- **Work item**
Work out how many lines in the data include the string "func"; reply with that number alone.

- **Data for this task**
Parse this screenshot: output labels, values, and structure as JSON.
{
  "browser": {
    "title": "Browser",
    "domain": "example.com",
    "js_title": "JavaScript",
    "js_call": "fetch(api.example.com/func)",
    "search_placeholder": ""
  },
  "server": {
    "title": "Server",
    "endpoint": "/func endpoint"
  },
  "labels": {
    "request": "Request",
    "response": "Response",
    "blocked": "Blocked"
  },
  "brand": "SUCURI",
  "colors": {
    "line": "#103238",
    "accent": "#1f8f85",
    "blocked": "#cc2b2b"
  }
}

- **Response area**
2